Book Review | Lost Mother | The Literature TodayDecember 17, 2020 0 By Evincepub Publishing
P. B. Shelley’s in his 1821 essay, “A Defence of Poetry,” famously stated, “Poets are the unacknowledged legislators of the world.” The times and situations may have changed, but the nature and work of the “antennae” of society (as Ezra Pound would say) has not changed. This sensitivity and thoughtfulness is thoroughly reflected in Dr. Pragya Suman’s poetry collection, “Lost Mother.” The title may strike the readers as being simple, and they may have thoughts of poetry to be based on just the title, but that is more like the tip of the iceberg (as Hemmingway would say). The content that is to follow carries much more depth, and it is apparent that the poetry is born out of the deep musings and introspection of the poet.
The cover of the volume features a mother and her child. It relates well with the title and some of the poems that are written in the collection, but the readers should be ready to read and understand the abstract and loaded ideas that Suman has, which she would share in the coming pages. She gives her own definition of poetry when she says,
“Poetry is, among many things, the art of saying the unsayable.”
Her attempts of saying the unsayable bear fruit in “Lost Mother,” which has more than 70 poems on a variety of subjects, which include not just the bonds between parents and children but also subjects which affect humanity or find their roots in literature and mythology. By the time the readers finish reading, they realize that “Lost Mother” is much more than just being limited to the surface meaning. The poems having the theme of bonds between parents and children include “Lost Mother,” “Father’s Lesson,” and others. Poems like “Ambivalent,” Yesteryears,” “Yeats Became Modern,” “Old Yeats is Still Young,” “Black Hole,” “An Enlightened Buddha” highlight the fact that Dr. Suman is not only aware about the happenings of the present day but also have the influences of not just the giants of English literature along with a fair idea about greek mythology and men like Sigmund Freud and Franz Kafka who were known for their mind-blowing ideas in their lifetime. The poet has written other poems which have different subjects and this is the factor that does not let “Lost Mother” be restricted to any one kind of poetry in particular.

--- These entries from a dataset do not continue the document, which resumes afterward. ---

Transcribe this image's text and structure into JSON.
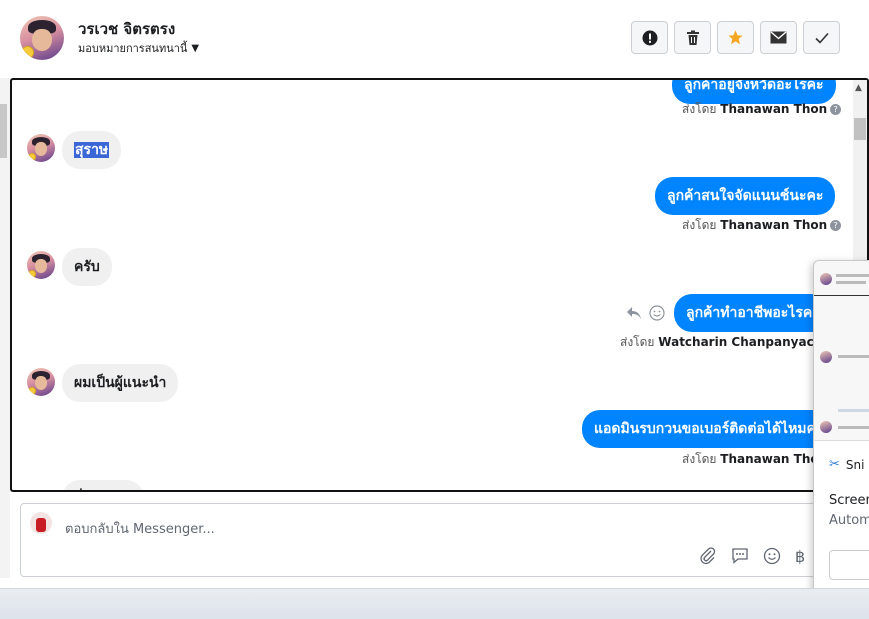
{
  "header": {
    "name": "วรเวช จิตรตรง",
    "assign_label": "มอบหมายการสนทนานี้",
    "actions": [
      {
        "name": "spam-button",
        "icon": "exclamation-icon",
        "glyph": "!"
      },
      {
        "name": "delete-button",
        "icon": "trash-icon",
        "glyph": "🗑"
      },
      {
        "name": "star-button",
        "icon": "star-icon",
        "glyph": "★"
      },
      {
        "name": "mark-unread-button",
        "icon": "envelope-icon",
        "glyph": "✉"
      },
      {
        "name": "mark-done-button",
        "icon": "checkmark-icon",
        "glyph": "✓"
      }
    ]
  },
  "messages": {
    "top_cut_text": "ลูกค้าอยู่จังหวัดอะไรคะ",
    "top_sender_prefix": "ส่งโดย",
    "top_sender_name": "Thanawan Thon",
    "msg1": "สุราษ",
    "msg2": "ลูกค้าสนใจจัดแนนช์นะคะ",
    "msg2_sender_prefix": "ส่งโดย",
    "msg2_sender_name": "Thanawan Thon",
    "msg3": "ครับ",
    "msg4": "ลูกค้าทำอาชีพอะไรคะ",
    "msg4_sender_prefix": "ส่งโดย",
    "msg4_sender_name": "Watcharin Chanpanyachon",
    "msg5": "ผมเป็นผู้แนะนำ",
    "msg6": "แอดมินรบกวนขอเบอร์ติดต่อได้ไหมคะ",
    "msg6_sender_prefix": "ส่งโดย",
    "msg6_sender_name": "Thanawan Thon",
    "msg7_cut": "ชื่อ...ไม่รู้"
  },
  "composer": {
    "placeholder": "ตอบกลับใน Messenger..."
  },
  "popup": {
    "title": "Sni",
    "line1": "Screen",
    "line2": "Autom"
  },
  "colors": {
    "outgoing_bubble": "#0084ff",
    "incoming_bubble": "#f1f0f0",
    "highlight": "#3a66d6",
    "star": "#f5a623"
  }
}
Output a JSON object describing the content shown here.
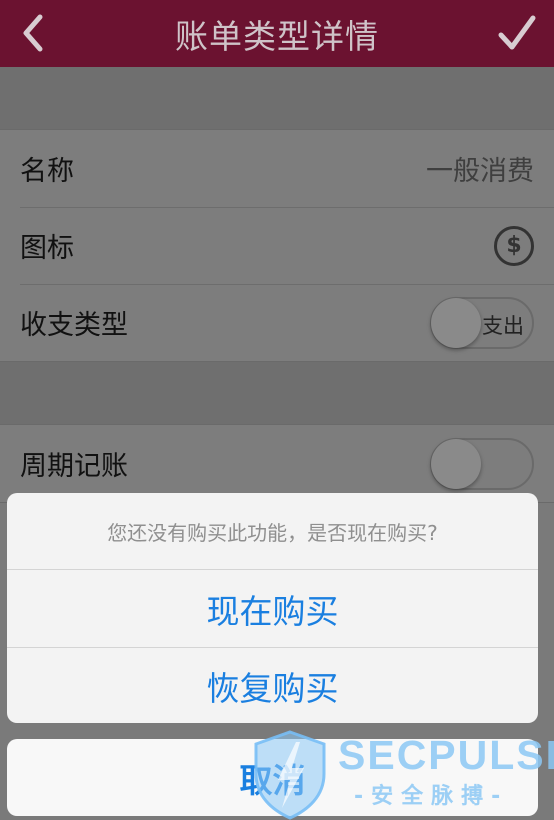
{
  "navbar": {
    "title": "账单类型详情",
    "back_icon": "chevron-left-icon",
    "confirm_icon": "checkmark-icon",
    "background": "#6b1230"
  },
  "fields": {
    "name_label": "名称",
    "name_value": "一般消费",
    "icon_label": "图标",
    "icon_symbol": "$",
    "type_label": "收支类型",
    "type_value": "支出",
    "recurring_label": "周期记账"
  },
  "action_sheet": {
    "message": "您还没有购买此功能，是否现在购买?",
    "buy_now": "现在购买",
    "restore": "恢复购买",
    "cancel": "取消",
    "button_color": "#1a7fe0"
  },
  "watermark": {
    "text": "SECPULSE",
    "subtext": "-安全脉搏-"
  }
}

Keeping the present time and situations in mind, “Covid-19” (haiku) “Sisyphus Would Smile” is one of the poems that every reader today would like to read. The existentialist thoughts and the feeling of absurdity, which Camus once talked about in his essay, find a poetic reflection with a modern flavour in the poem. In poems like these, Dr. Suman wholeheartedly attempts to give words to what many people would feel and are unable to give words to their thoughts. This makes her work relatable and quite universal. In the coming time, when covid-19 would become a part of history, many would want to go back to Dr. Suman’s writing and understand the state of mind of the people in the present time.
The poet also does experiments with other forms of poetry writing. Apart from not worrying about the rhyme in her former poems, she also tries her hand at micro-poems and the Japanese form of Haiku. Although the poet chooses to keep the language simple and vocabulary, which could be understood by all, the poems have layers of meanings that the readers can only decipher when they read the poems again and again. This makes the work essential for reading by mature and grown-up readers. However, the poems are also equally interesting and have the profound spell of pulling the readers back to the book for being read repeatedly. Yet, the readers who are interested in reading fresh and new content and want to go through abstract yet concrete thoughts of a poet can try reading the poems of “Lost Mother.” The manner in which the poet handles the content and the subjects she chooses for writing is worth noticing and appreciating. Apart from mature and well-thought ideas, they would also see the presence of classical writings and people who are a part of the canon in the present-day.